Required action:
Your task is to repeat the entries word for word while leaving out the pictures.

★ ★ ★

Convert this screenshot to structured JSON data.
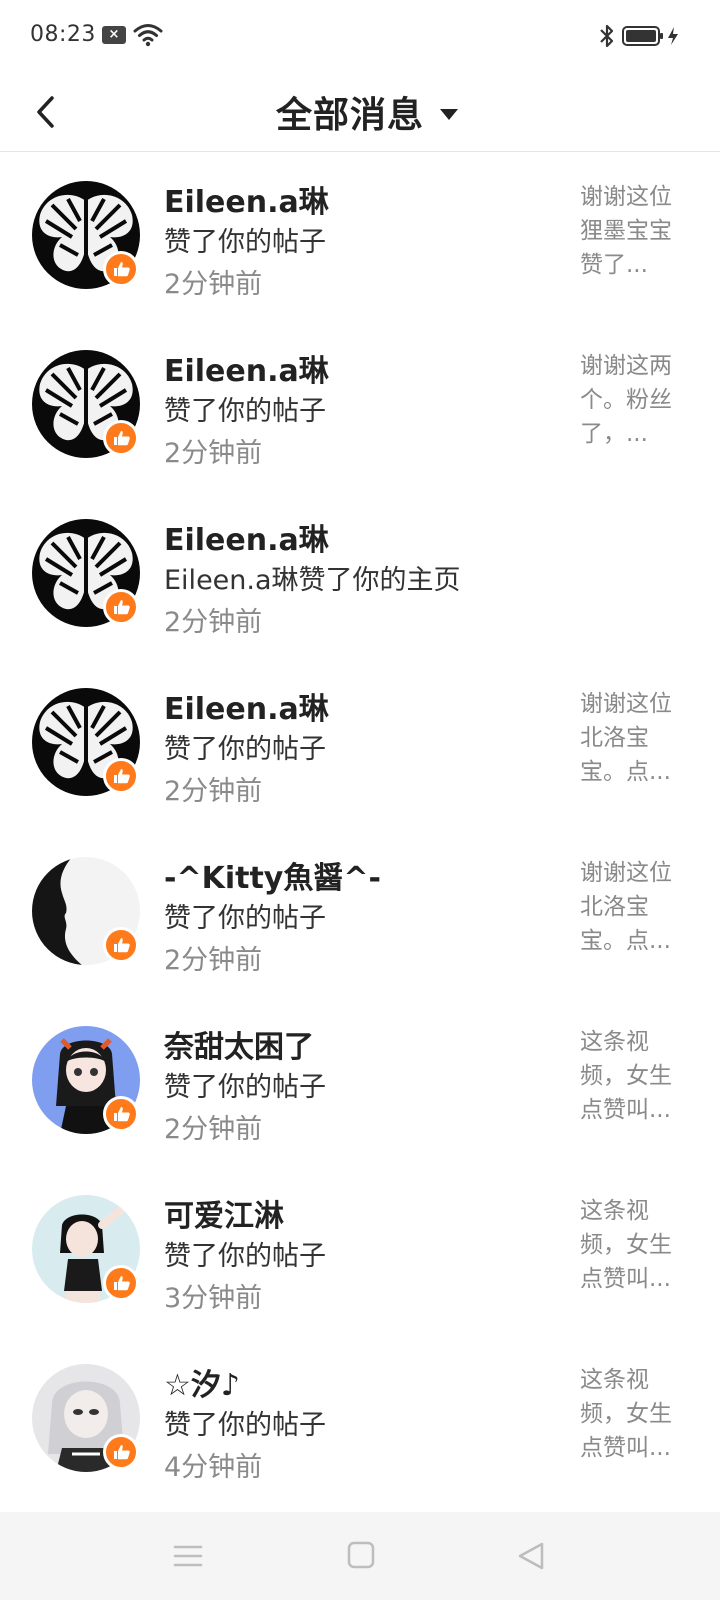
{
  "status_bar": {
    "time": "08:23",
    "notification_icon": "close-box-icon",
    "icons": [
      "wifi-icon",
      "bluetooth-icon",
      "battery-icon",
      "charging-icon"
    ]
  },
  "header": {
    "back_icon": "chevron-left-icon",
    "title": "全部消息",
    "dropdown_icon": "caret-down-icon"
  },
  "colors": {
    "like_badge": "#ff7a1a",
    "text_primary": "#222222",
    "text_secondary": "#8a8a8a",
    "nav_bar": "#f5f5f5"
  },
  "messages": [
    {
      "name": "Eileen.a琳",
      "action": "赞了你的帖子",
      "time": "2分钟前",
      "preview": "谢谢这位狸墨宝宝赞了..."
    },
    {
      "name": "Eileen.a琳",
      "action": "赞了你的帖子",
      "time": "2分钟前",
      "preview": "谢谢这两个。粉丝了，..."
    },
    {
      "name": "Eileen.a琳",
      "action": "Eileen.a琳赞了你的主页",
      "time": "2分钟前",
      "preview": ""
    },
    {
      "name": "Eileen.a琳",
      "action": "赞了你的帖子",
      "time": "2分钟前",
      "preview": "谢谢这位北洛宝宝。点..."
    },
    {
      "name": "-^Kitty魚醤^-",
      "action": "赞了你的帖子",
      "time": "2分钟前",
      "preview": "谢谢这位北洛宝宝。点..."
    },
    {
      "name": "奈甜太困了",
      "action": "赞了你的帖子",
      "time": "2分钟前",
      "preview": "这条视频，女生点赞叫..."
    },
    {
      "name": "可爱江淋",
      "action": "赞了你的帖子",
      "time": "3分钟前",
      "preview": "这条视频，女生点赞叫..."
    },
    {
      "name": "☆汐♪",
      "action": "赞了你的帖子",
      "time": "4分钟前",
      "preview": "这条视频，女生点赞叫..."
    }
  ],
  "nav_bar": {
    "icons": [
      "menu-icon",
      "home-square-icon",
      "back-triangle-icon"
    ]
  }
}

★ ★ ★

Task output:
Convert this screenshot to structured JSON data.
{
  "status_bar": {
    "time": "08:23",
    "notification_icon": "close-box-icon",
    "icons": [
      "wifi-icon",
      "bluetooth-icon",
      "battery-icon",
      "charging-icon"
    ]
  },
  "header": {
    "back_icon": "chevron-left-icon",
    "title": "全部消息",
    "dropdown_icon": "caret-down-icon"
  },
  "colors": {
    "like_badge": "#ff7a1a",
    "text_primary": "#222222",
    "text_secondary": "#8a8a8a",
    "nav_bar": "#f5f5f5"
  },
  "messages": [
    {
      "name": "Eileen.a琳",
      "action": "赞了你的帖子",
      "time": "2分钟前",
      "preview": "谢谢这位狸墨宝宝赞了..."
    },
    {
      "name": "Eileen.a琳",
      "action": "赞了你的帖子",
      "time": "2分钟前",
      "preview": "谢谢这两个。粉丝了，..."
    },
    {
      "name": "Eileen.a琳",
      "action": "Eileen.a琳赞了你的主页",
      "time": "2分钟前",
      "preview": ""
    },
    {
      "name": "Eileen.a琳",
      "action": "赞了你的帖子",
      "time": "2分钟前",
      "preview": "谢谢这位北洛宝宝。点..."
    },
    {
      "name": "-^Kitty魚醤^-",
      "action": "赞了你的帖子",
      "time": "2分钟前",
      "preview": "谢谢这位北洛宝宝。点..."
    },
    {
      "name": "奈甜太困了",
      "action": "赞了你的帖子",
      "time": "2分钟前",
      "preview": "这条视频，女生点赞叫..."
    },
    {
      "name": "可爱江淋",
      "action": "赞了你的帖子",
      "time": "3分钟前",
      "preview": "这条视频，女生点赞叫..."
    },
    {
      "name": "☆汐♪",
      "action": "赞了你的帖子",
      "time": "4分钟前",
      "preview": "这条视频，女生点赞叫..."
    }
  ],
  "nav_bar": {
    "icons": [
      "menu-icon",
      "home-square-icon",
      "back-triangle-icon"
    ]
  }
}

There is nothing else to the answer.